---- PROVIDED DATA
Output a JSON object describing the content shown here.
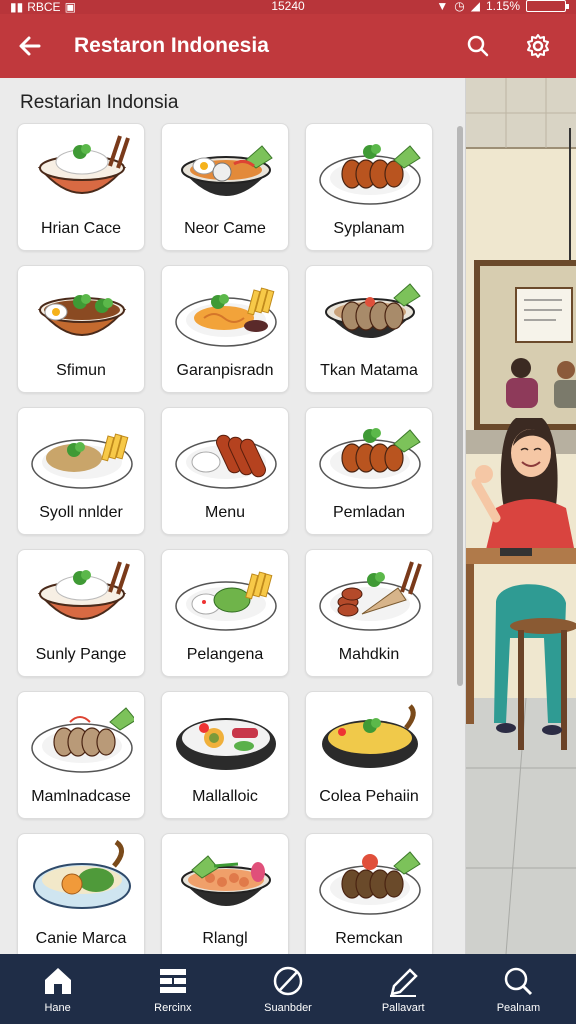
{
  "status": {
    "left": "RBCE",
    "time": "15240",
    "battery": "1.15%"
  },
  "app_bar": {
    "title": "Restaron Indonesia",
    "icons": [
      "back-arrow-icon",
      "search-icon",
      "settings-icon"
    ]
  },
  "section_title": "Restarian Indonsia",
  "menu": [
    {
      "label": "Hrian Cace",
      "dish": "rice-bowl"
    },
    {
      "label": "Neor Came",
      "dish": "mixed-plate"
    },
    {
      "label": "Syplanam",
      "dish": "satay-plate"
    },
    {
      "label": "Sfimun",
      "dish": "curry-egg-bowl"
    },
    {
      "label": "Garanpisradn",
      "dish": "noodle-plate"
    },
    {
      "label": "Tkan Matama",
      "dish": "beef-bowl"
    },
    {
      "label": "Syoll nnlder",
      "dish": "soup-plate"
    },
    {
      "label": "Menu",
      "dish": "sausage-plate"
    },
    {
      "label": "Pemladan",
      "dish": "satay-plate"
    },
    {
      "label": "Sunly Pange",
      "dish": "rice-bowl"
    },
    {
      "label": "Pelangena",
      "dish": "veg-rice-plate"
    },
    {
      "label": "Mahdkin",
      "dish": "grill-plate"
    },
    {
      "label": "Mamlnadcase",
      "dish": "beef-plate"
    },
    {
      "label": "Mallalloic",
      "dish": "salad-bowl"
    },
    {
      "label": "Colea Pehaiin",
      "dish": "fried-rice-pan"
    },
    {
      "label": "Canie Marca",
      "dish": "veg-bowl"
    },
    {
      "label": "Rlangl",
      "dish": "mix-bowl"
    },
    {
      "label": "Remckan",
      "dish": "rendang-plate"
    }
  ],
  "bottom_nav": [
    {
      "label": "Hane",
      "icon": "home-icon"
    },
    {
      "label": "Rercinx",
      "icon": "grid-icon"
    },
    {
      "label": "Suanbder",
      "icon": "slash-circle-icon"
    },
    {
      "label": "Pallavart",
      "icon": "pen-icon"
    },
    {
      "label": "Pealnam",
      "icon": "search-icon"
    }
  ]
}
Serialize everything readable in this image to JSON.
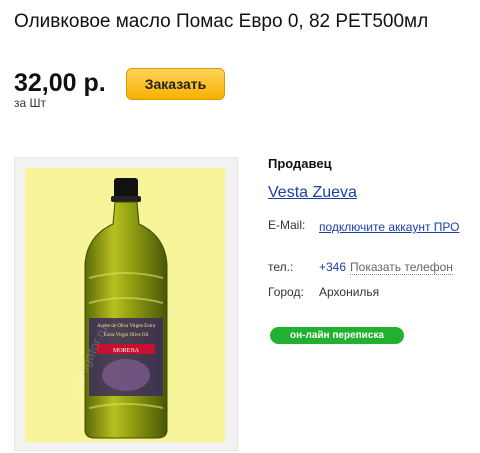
{
  "product": {
    "title": "Оливковое масло Помас Евро 0, 82 PET500мл",
    "price": "32,00 р.",
    "unit": "за Шт",
    "order_label": "Заказать",
    "photo_label_lines": [
      "Aceite de Oliva Virgen Extra",
      "Extra Virgin Olive Oil"
    ],
    "photo_brand": "MORENA",
    "photo_watermark": "aggregator.ru",
    "photo_bg_color": "#f8f49a"
  },
  "seller": {
    "heading": "Продавец",
    "name": "Vesta Zueva",
    "email_label": "E-Mail:",
    "email_value": "подключите аккаунт ПРО",
    "phone_label": "тел.:",
    "phone_prefix": "+346",
    "phone_show": "Показать телефон",
    "city_label": "Город:",
    "city_value": "Архонилья",
    "chat_label": "он-лайн переписка",
    "link_color": "#1a3fa6",
    "chat_color": "#22b030"
  }
}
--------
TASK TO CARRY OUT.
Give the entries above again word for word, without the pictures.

YOUR SOLUTION.
Output a JSON object describing the content shown here.
{
  "status": {
    "left": "RBCE",
    "time": "15240",
    "battery": "1.15%"
  },
  "app_bar": {
    "title": "Restaron Indonesia",
    "icons": [
      "back-arrow-icon",
      "search-icon",
      "settings-icon"
    ]
  },
  "section_title": "Restarian Indonsia",
  "menu": [
    {
      "label": "Hrian Cace",
      "dish": "rice-bowl"
    },
    {
      "label": "Neor Came",
      "dish": "mixed-plate"
    },
    {
      "label": "Syplanam",
      "dish": "satay-plate"
    },
    {
      "label": "Sfimun",
      "dish": "curry-egg-bowl"
    },
    {
      "label": "Garanpisradn",
      "dish": "noodle-plate"
    },
    {
      "label": "Tkan Matama",
      "dish": "beef-bowl"
    },
    {
      "label": "Syoll nnlder",
      "dish": "soup-plate"
    },
    {
      "label": "Menu",
      "dish": "sausage-plate"
    },
    {
      "label": "Pemladan",
      "dish": "satay-plate"
    },
    {
      "label": "Sunly Pange",
      "dish": "rice-bowl"
    },
    {
      "label": "Pelangena",
      "dish": "veg-rice-plate"
    },
    {
      "label": "Mahdkin",
      "dish": "grill-plate"
    },
    {
      "label": "Mamlnadcase",
      "dish": "beef-plate"
    },
    {
      "label": "Mallalloic",
      "dish": "salad-bowl"
    },
    {
      "label": "Colea Pehaiin",
      "dish": "fried-rice-pan"
    },
    {
      "label": "Canie Marca",
      "dish": "veg-bowl"
    },
    {
      "label": "Rlangl",
      "dish": "mix-bowl"
    },
    {
      "label": "Remckan",
      "dish": "rendang-plate"
    }
  ],
  "bottom_nav": [
    {
      "label": "Hane",
      "icon": "home-icon"
    },
    {
      "label": "Rercinx",
      "icon": "grid-icon"
    },
    {
      "label": "Suanbder",
      "icon": "slash-circle-icon"
    },
    {
      "label": "Pallavart",
      "icon": "pen-icon"
    },
    {
      "label": "Pealnam",
      "icon": "search-icon"
    }
  ]
}
Serialize everything readable in this image to JSON.
{
  "product": {
    "title": "Оливковое масло Помас Евро 0, 82 PET500мл",
    "price": "32,00 р.",
    "unit": "за Шт",
    "order_label": "Заказать",
    "photo_label_lines": [
      "Aceite de Oliva Virgen Extra",
      "Extra Virgin Olive Oil"
    ],
    "photo_brand": "MORENA",
    "photo_watermark": "aggregator.ru",
    "photo_bg_color": "#f8f49a"
  },
  "seller": {
    "heading": "Продавец",
    "name": "Vesta Zueva",
    "email_label": "E-Mail:",
    "email_value": "подключите аккаунт ПРО",
    "phone_label": "тел.:",
    "phone_prefix": "+346",
    "phone_show": "Показать телефон",
    "city_label": "Город:",
    "city_value": "Архонилья",
    "chat_label": "он-лайн переписка",
    "link_color": "#1a3fa6",
    "chat_color": "#22b030"
  }
}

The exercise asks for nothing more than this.